Sometimes male customers are so convinced that Mariah Billian, taproom manager at Outer Light Brewing Co. in Groton, can’t possibly know anything about beer that they’ll test her. “They’ll try to catch me not knowing what I’m talking about,” she says. “They’ll quiz me about our own beer.”
Ryan Galligan, a sensory technician at Two Roads Brewing Co. in Stratford and certified beer judge from the the Beer Judge Certification Program, has been subjected to similar condescending challenges from customers. “With my first name being Ryan, people are expecting to encounter a male when they have a face-to-face interaction, and are usually taken aback,” she says. “I’ve had customers be like, ‘You don’t know anything about beer. You can’t be a beer judge.’ And I am, I’m a beer judge. I’ve been a beer judge for 10 years.”
Both are involved with the Connecticut chapter of the Pink Boots Society, a nonprofit dedicated to supporting women in the brewing industry through education and community. Billian is chapter co-lead and Galligan is a member.
The vital need for such support was recently highlighted by the brewing industry’s #MeToo moment. The overdue reckoning with sexism and abuse in the industry began in May when Brienne Allan, production manager at Notch Brewing in Salem, Massachusetts, invited women to share their stories of sexism and harassment on her Instagram account, @ratmagnet. Women told of caustic comments, abuse from supervisors and worse, sending shockwaves through the industry and resulting in employees being fired and owners stepping away from prominent breweries. In Connecticut, an employee at Connecticut Valley Brewing in South Windsor was fired after accusations of sexual harassment and predatory behavior toward woman against the employee surfaced on Allan’s Instagram.
“I hope that by this coming to light and allowing more room for conversations to happen, that we’re going to invite more people to the table to do something,” says Abigail Bibens, taproom manager at Still Hill Brewery and co-lead of the Pink Boots Connecticut Chapter. “We’re working with the [Connecticut Brewer’s] Guild to provide resources for small businesses that might be a three-person operation, where you don’t always have the right outlets to direct your complaints or talk about things in a safe setting.”
The Pink Boots Society is also continuing to support and educate women in the industry with a variety of events. Each year there is a Pink Boots Collaboration Brew where women at participating breweries use a special hop blend to brew a beer style of their choosing. Sales from this beer help support local Pink Boots chapters.
Though the brewing industry remains majority white and male, there is a significant female presence in the industry — according to 2019 data compiled by the Brewers Association, only 7.5 percent of breweries employed a female brewer, but women made up 37 percent of employees in the non-production, non-service staff roles and 54 percent of the service staff. “There is a lot more diversity than you would actually think,” Bibens says, but, she adds, males tend to be more vocal and prominent within industry meetings. “By having these open conversations, I think it will make more people feel comfortable about coming to meetings and knowing that their voice actually matters.”
Those in the Pink Boots Connecticut Chapter want to encourage more women to join the industry in different roles. “Apply for the job you want; don’t just apply for the taproom because you know you’ll get that job,” says Billian, adding that women should not hesitate to apply for brewing and lab positions. “We need more people of color in the industry, more women of color in the industry.

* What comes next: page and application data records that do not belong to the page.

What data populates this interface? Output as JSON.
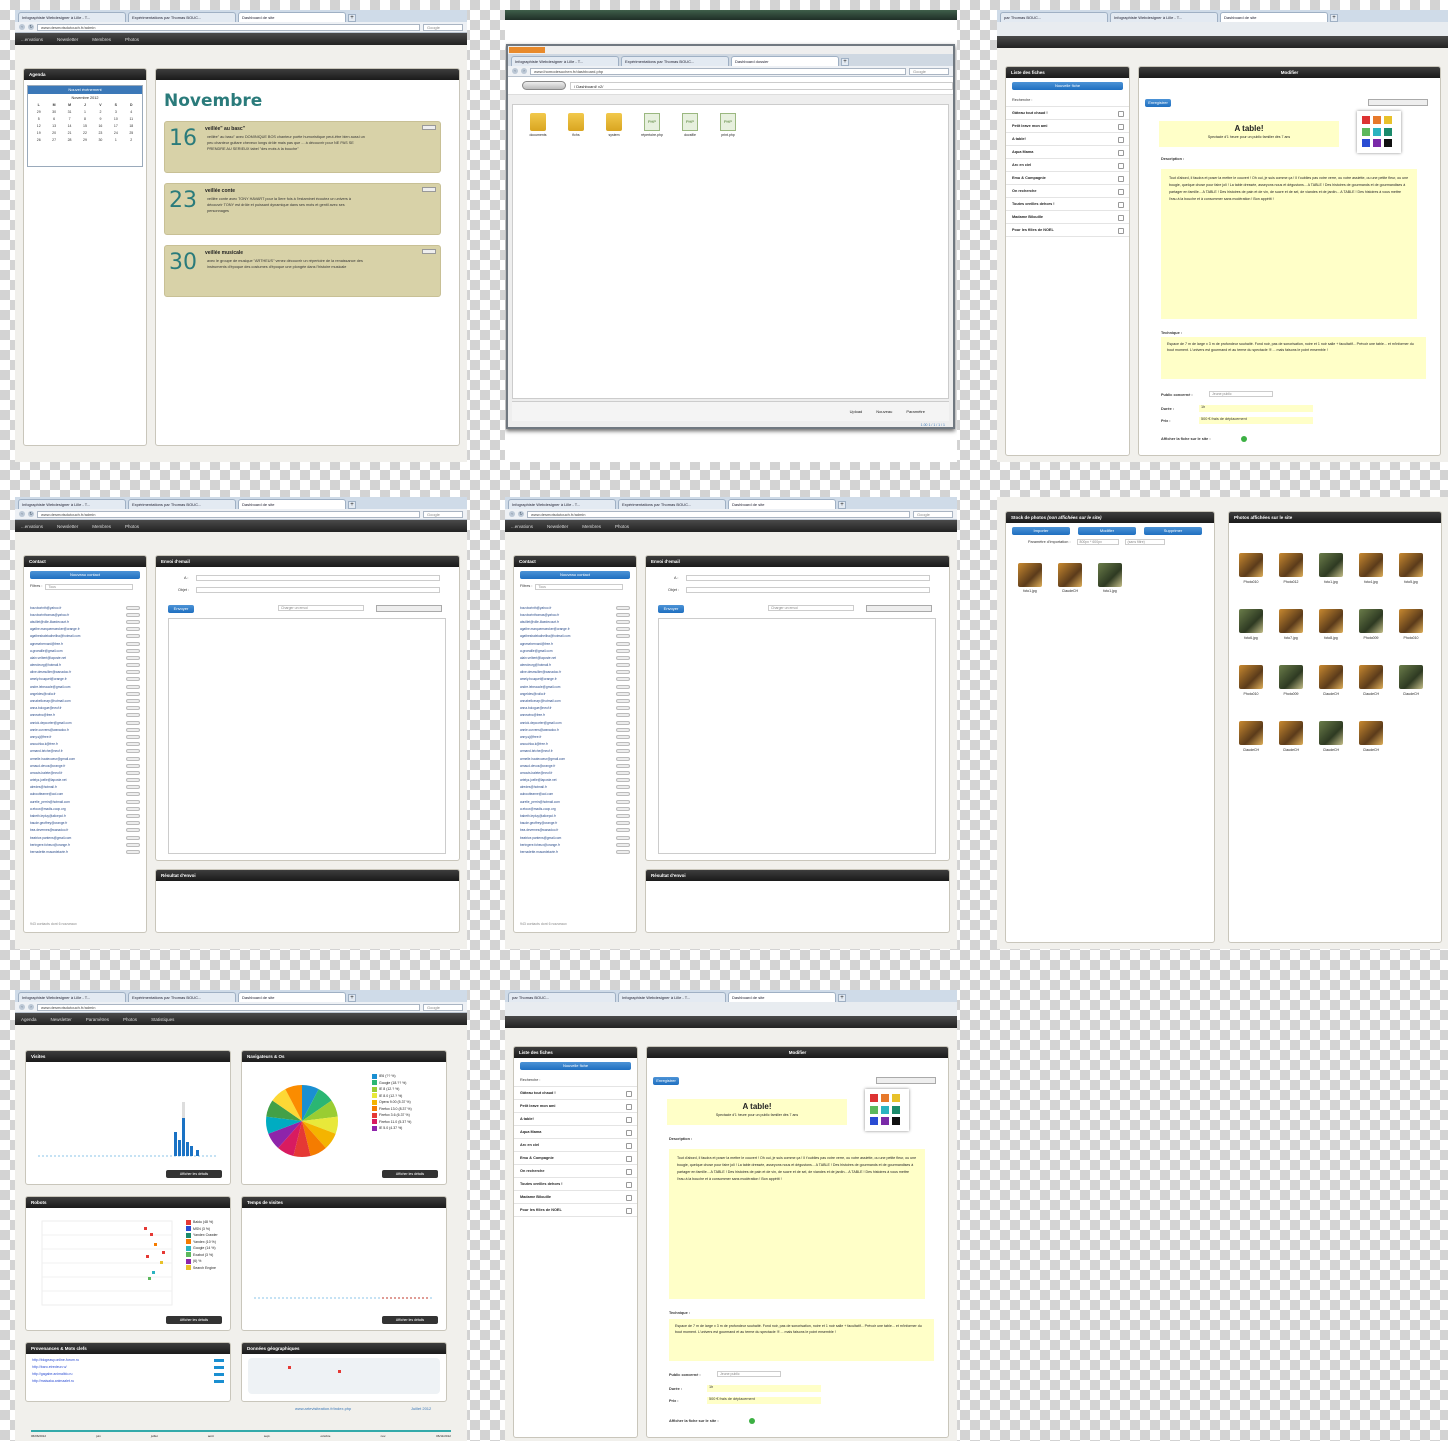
{
  "browser": {
    "tabs_a": [
      "Infographiste Webdesigner à Lille - T...",
      "Expérimentations par Thomas BOUC...",
      "Dashboard de site"
    ],
    "tabs_b": [
      "Infographiste Webdesigner à Lille - T...",
      "Expérimentations par Thomas BOUC...",
      "Dashboard dossier"
    ],
    "tabs_c": [
      "par Thomas BOUC...",
      "Infographiste Webdesigner à Lille - T...",
      "Dashboard de site"
    ],
    "url": "www.desmotsdutouch.fr/admin",
    "url_fm": "www.lhomodesuchen.fr/dashboard.php",
    "search": "Google"
  },
  "nav": {
    "a": [
      "...ervations",
      "Newsletter",
      "Membres",
      "Photos"
    ],
    "b": [
      "Agenda",
      "Newsletter",
      "Paramètres",
      "Photos",
      "Statistiques"
    ]
  },
  "agenda": {
    "panel_title": "Agenda",
    "new_event": "Nouvel événement",
    "cal_title": "Novembre 2012",
    "weekdays": [
      "L",
      "M",
      "M",
      "J",
      "V",
      "S",
      "D"
    ],
    "days": [
      "29",
      "30",
      "31",
      "1",
      "2",
      "3",
      "4",
      "5",
      "6",
      "7",
      "8",
      "9",
      "10",
      "11",
      "12",
      "13",
      "14",
      "15",
      "16",
      "17",
      "18",
      "19",
      "20",
      "21",
      "22",
      "23",
      "24",
      "25",
      "26",
      "27",
      "28",
      "29",
      "30",
      "1",
      "2"
    ],
    "month": "Novembre",
    "events": [
      {
        "day": "16",
        "title": "veillée\" au basc\"",
        "text": "veillée\" au basc\" avec DOMINIQUE BOS chanteur poète humoristique peut-être bien aussi un peu chanteur guitare cheveux longs drôle mais pas que ... à découvrir pour NE PAS SE PRENDRE AU SERIEUX tabel \"des mots à la bouche\""
      },
      {
        "day": "23",
        "title": "veillée conte",
        "text": "veillée conte avec TONY HAVART pour la 5ere fois à l'estaminet écoutez un univers à découvrir TONY est drôle et puissant dynamique dans ses mots et gentil avec ses personnages"
      },
      {
        "day": "30",
        "title": "veillée musicale",
        "text": "avec le groupe de musique \"ARTHEUS\" venez découvrir un répertoire de la renaissance des instruments d'époque des costumes d'époque une plongée dans l'histoire musicale"
      }
    ]
  },
  "filemanager": {
    "address": "/ Dashboard/ v2/",
    "items": [
      "documents",
      "fichs",
      "system",
      "répertoire.php",
      "docsfile",
      "print.php"
    ],
    "footer": [
      "Upload",
      "Nouveau",
      "Paramètre"
    ],
    "status": "1.00 1 / 1 / 1 / 1"
  },
  "fiche": {
    "list_title": "Liste des fiches",
    "new_fiche": "Nouvelle fiche",
    "search_label": "Recherche :",
    "items": [
      "Gâteau tout chaud !",
      "Petit leave mon ami",
      "A table!",
      "Aqua Mama",
      "Arc en ciel",
      "Emu & Compagnie",
      "On recherche",
      "Toutes oreilles dehors !",
      "Madame Bilouille",
      "Pour les filles de NOEL"
    ],
    "edit_title": "Modifier",
    "save": "Enregistrer",
    "heading": "A table!",
    "subtitle": "Spectacle d'1 heure pour un public familier dès 7 ans",
    "description_label": "Description :",
    "description": "Tout d'abord, il faudra et poser la mettre le couvert ! Oh oui, je suis comme ça ! Il t'oublies pas votre verre, ou votre assiette, ou une petite fleur, ou une bougie, quelque chose pour faire joli ! La table dressée, asseyons nous et dégustons... A TABLE ! Des histoires de gourmands et de gourmandises à partager en famille... A TABLE ! Des histoires de pain et de vin, de sucre et de sel, de viandes et de jardin... A TABLE ! Des histoires à vous mettre l'eau à la bouche et à consommer sans modération ! Bon appétit !",
    "technique_label": "Technique :",
    "technique": "Espace de 7 m de large x 3 m de profondeur souhaité. Fond noir, pas de sonorisation, noire et 1 noir salle + facultatif... Prévoir une table... et m'informer du bout moment. L'univers est gourmand et au terme du spectacle !!! ... mais faisons le point ensemble !",
    "public_label": "Public concerné :",
    "public_value": "Jeune public",
    "duree_label": "Durée :",
    "duree_value": "1h",
    "prix_label": "Prix :",
    "prix_value": "500 € frais de déplacement",
    "show_label": "Afficher la fiche sur le site :",
    "colors": [
      "#d33",
      "#e7792b",
      "#e8c12a",
      "#5cb85c",
      "#2bb3c0",
      "#1b8a6b",
      "#2a4cd3",
      "#7a2aa8",
      "#111"
    ]
  },
  "contacts": {
    "panel_title": "Contact",
    "new_contact": "Nouveau contact",
    "filter_label": "Filtres :",
    "filter_value": "Tous",
    "emails": [
      "bouvborinth@yahoo.fr",
      "bouvborinthomas@yahoo.fr",
      "abuillet@ville-lilaedecourt.fr",
      "agathe.marquemaecker@orange.fr",
      "agathesbalekaiheilha@hotmail.com",
      "agnesebernard@free.fr",
      "a.groeaille@gmail.com",
      "alain.velbert@laposte.net",
      "aleecleurg@hotmail.fr",
      "aline.desmullier@wanadoo.fr",
      "amely.bouquet@orange.fr",
      "andre.lebeaucle@gmail.com",
      "angeldes@voila.fr",
      "annabelloeurp@hotmail.com",
      "anna.bologue@neuf.fr",
      "annewinc@free.fr",
      "annick.depoorter@gmail.com",
      "annie.curvens@wanadoo.fr",
      "anny.sj@free.fr",
      "anouchka.k@free.fr",
      "armand.briche@neuf.fr",
      "armelle.hautecoeur@gmail.com",
      "arnaud.devos@orange.fr",
      "arnouts.balete@neuf.fr",
      "artelyz.joelle@laposte.net",
      "alredes@hotmail.fr",
      "aubouttearne@aol.com",
      "aurelie_perrin@hotmail.com",
      "a.etoux@madis-coop.org",
      "babeth.lepluy@alicepol.fr",
      "baude.geoffrey@orange.fr",
      "bea.devernes@wanadoo.fr",
      "beatrice.pantens@gmail.com",
      "beringere.foheux@orange.fr",
      "bernadette.musardelavie.fr"
    ],
    "footer": "943 contacts dont 6 nouveaux",
    "mail_title": "Envoi d'email",
    "to_label": "A :",
    "subject_label": "Objet :",
    "send": "Envoyer",
    "template": "Charger un envoi",
    "result_title": "Résultat d'envoi"
  },
  "photos": {
    "stock_title": "Stock de photos",
    "stock_sub": "(non affichées sur le site)",
    "import": "Importer",
    "modify": "Modifier",
    "delete": "Supprimer",
    "import_params": "Paramètre d'importation :",
    "size": "800px * 600px",
    "sort": "(sans filtre)",
    "stock": [
      "foto1.jpg",
      "ClaudeCH",
      "foto1.jpg"
    ],
    "shown_title": "Photos affichées sur le site",
    "shown": [
      "Photo010",
      "Photo012",
      "foto1.jpg",
      "foto4.jpg",
      "foto5.jpg",
      "foto6.jpg",
      "foto7.jpg",
      "foto8.jpg",
      "Photo009",
      "Photo010",
      "Photo010",
      "Photo009",
      "ClaudeCH",
      "ClaudeCH",
      "ClaudeCH",
      "ClaudeCH",
      "ClaudeCH",
      "ClaudeCH",
      "ClaudeCH"
    ]
  },
  "stats": {
    "visits_title": "Visites",
    "nav_title": "Navigateurs & Os",
    "robots_title": "Robots",
    "time_title": "Temps de visites",
    "prov_title": "Provenances & Mots clefs",
    "geo_title": "Données géographiques",
    "details": "Afficher les détails",
    "browsers": [
      "IE6 (?? %)",
      "Google (18.?? %)",
      "IE 8 (12.? %)",
      "IE 8.0 (12.? %)",
      "Opera 9.00 (5.37 %)",
      "Firefox 13.0 (8.37 %)",
      "Firefox 3.6 (6.37 %)",
      "Firefox 11.0 (5.37 %)",
      "IE 5.0 (4.37 %)"
    ],
    "browser_colors": [
      "#1a8fd1",
      "#2bb673",
      "#9acd32",
      "#e8e83a",
      "#f4b400",
      "#f57c00",
      "#e53935",
      "#d81b60",
      "#8e24aa"
    ],
    "robots": [
      "Baidu (48 %)",
      "MSN (3 %)",
      "Yandex Crawler",
      "Yandex (10 %)",
      "Google (14 %)",
      "Exabot (3 %)",
      "(6) %",
      "Search Engine"
    ],
    "robot_colors": [
      "#e53935",
      "#2a4cd3",
      "#1b8a6b",
      "#f57c00",
      "#2bb3c0",
      "#5cb85c",
      "#8e24aa",
      "#e8c12a"
    ],
    "referrers": [
      "http://blogeasy.online-forum.ru",
      "http://baro.etredeur.ru/",
      "http://gagabe.animalblo.ru",
      "http://maisaka.animaalet.ru"
    ],
    "footer_url": "www.artevisiteation.fr/index.php",
    "footer_date": "Juillet 2012",
    "timeline": [
      "06/06/2012",
      "juin",
      "juillet",
      "août",
      "sept.",
      "octobre",
      "nov.",
      "06/11/2012"
    ]
  }
}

They’re here, but very underrepresented.”
As to what beer fans can do to support women in the beer industry, it can start simple. “It starts with open mindedness,” Galligan says. “There are many wonderful female brewers. So I think that for consumers, it’s just being open to possibility.”
First steps: The Pink Boots Society grew out of a 2007 road trip taken by Oregon brewmaster Teri Fahrendorf. Carrying a pair of pink brewer’s boots, she visited dozens of breweries and discovered that many women working in the industry were unaware of one another, but wanted a way to connect and form a community.
According to the society’s website, the name stands for: Passion, Integrity & Inspiration, Networking, Knowledge, Beer & Brewing, Opportunity, Open Exchange of Ideas, Teach and Success